◆ **Task brief**
From the first line to the last, write out the data below exactly.

◆ **Records provided**
..............................
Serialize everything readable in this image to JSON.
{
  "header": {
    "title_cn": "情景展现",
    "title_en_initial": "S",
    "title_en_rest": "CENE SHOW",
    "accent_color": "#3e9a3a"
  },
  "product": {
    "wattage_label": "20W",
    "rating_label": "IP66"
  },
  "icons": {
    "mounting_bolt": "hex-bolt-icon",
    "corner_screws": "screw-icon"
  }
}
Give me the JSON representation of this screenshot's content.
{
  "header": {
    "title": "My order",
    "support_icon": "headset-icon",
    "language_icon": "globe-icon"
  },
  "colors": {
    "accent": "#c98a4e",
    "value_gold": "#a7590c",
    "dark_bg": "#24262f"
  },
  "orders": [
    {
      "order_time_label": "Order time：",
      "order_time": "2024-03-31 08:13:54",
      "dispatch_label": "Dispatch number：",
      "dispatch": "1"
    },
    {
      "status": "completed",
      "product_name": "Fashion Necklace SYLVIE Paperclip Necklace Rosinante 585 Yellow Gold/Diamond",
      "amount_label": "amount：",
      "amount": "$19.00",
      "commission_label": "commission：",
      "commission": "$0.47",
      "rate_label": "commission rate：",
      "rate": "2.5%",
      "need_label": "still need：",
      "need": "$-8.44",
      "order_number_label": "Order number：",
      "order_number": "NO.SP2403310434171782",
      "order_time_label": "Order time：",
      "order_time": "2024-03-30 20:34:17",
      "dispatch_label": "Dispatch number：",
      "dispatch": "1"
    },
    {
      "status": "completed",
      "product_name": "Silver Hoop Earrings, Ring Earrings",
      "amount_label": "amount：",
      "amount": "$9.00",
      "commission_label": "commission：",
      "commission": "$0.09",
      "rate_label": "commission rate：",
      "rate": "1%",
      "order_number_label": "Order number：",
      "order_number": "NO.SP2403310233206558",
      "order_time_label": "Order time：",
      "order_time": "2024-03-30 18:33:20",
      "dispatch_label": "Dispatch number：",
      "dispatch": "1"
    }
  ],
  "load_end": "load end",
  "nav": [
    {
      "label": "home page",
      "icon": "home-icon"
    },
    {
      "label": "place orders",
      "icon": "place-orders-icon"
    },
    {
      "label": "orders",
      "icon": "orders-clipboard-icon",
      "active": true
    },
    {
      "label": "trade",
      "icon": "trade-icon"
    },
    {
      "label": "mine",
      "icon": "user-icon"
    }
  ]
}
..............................
◆ **Result of the exercise**
Serialize everything readable in this image to JSON.
{
  "header": {
    "title_cn": "情景展现",
    "title_en_initial": "S",
    "title_en_rest": "CENE SHOW",
    "accent_color": "#3e9a3a"
  },
  "product": {
    "wattage_label": "20W",
    "rating_label": "IP66"
  },
  "icons": {
    "mounting_bolt": "hex-bolt-icon",
    "corner_screws": "screw-icon"
  }
}
Give me the JSON representation of this screenshot's content.
{
  "header": {
    "title": "My order",
    "support_icon": "headset-icon",
    "language_icon": "globe-icon"
  },
  "colors": {
    "accent": "#c98a4e",
    "value_gold": "#a7590c",
    "dark_bg": "#24262f"
  },
  "orders": [
    {
      "order_time_label": "Order time：",
      "order_time": "2024-03-31 08:13:54",
      "dispatch_label": "Dispatch number：",
      "dispatch": "1"
    },
    {
      "status": "completed",
      "product_name": "Fashion Necklace SYLVIE Paperclip Necklace Rosinante 585 Yellow Gold/Diamond",
      "amount_label": "amount：",
      "amount": "$19.00",
      "commission_label": "commission：",
      "commission": "$0.47",
      "rate_label": "commission rate：",
      "rate": "2.5%",
      "need_label": "still need：",
      "need": "$-8.44",
      "order_number_label": "Order number：",
      "order_number": "NO.SP2403310434171782",
      "order_time_label": "Order time：",
      "order_time": "2024-03-30 20:34:17",
      "dispatch_label": "Dispatch number：",
      "dispatch": "1"
    },
    {
      "status": "completed",
      "product_name": "Silver Hoop Earrings, Ring Earrings",
      "amount_label": "amount：",
      "amount": "$9.00",
      "commission_label": "commission：",
      "commission": "$0.09",
      "rate_label": "commission rate：",
      "rate": "1%",
      "order_number_label": "Order number：",
      "order_number": "NO.SP2403310233206558",
      "order_time_label": "Order time：",
      "order_time": "2024-03-30 18:33:20",
      "dispatch_label": "Dispatch number：",
      "dispatch": "1"
    }
  ],
  "load_end": "load end",
  "nav": [
    {
      "label": "home page",
      "icon": "home-icon"
    },
    {
      "label": "place orders",
      "icon": "place-orders-icon"
    },
    {
      "label": "orders",
      "icon": "orders-clipboard-icon",
      "active": true
    },
    {
      "label": "trade",
      "icon": "trade-icon"
    },
    {
      "label": "mine",
      "icon": "user-icon"
    }
  ]
}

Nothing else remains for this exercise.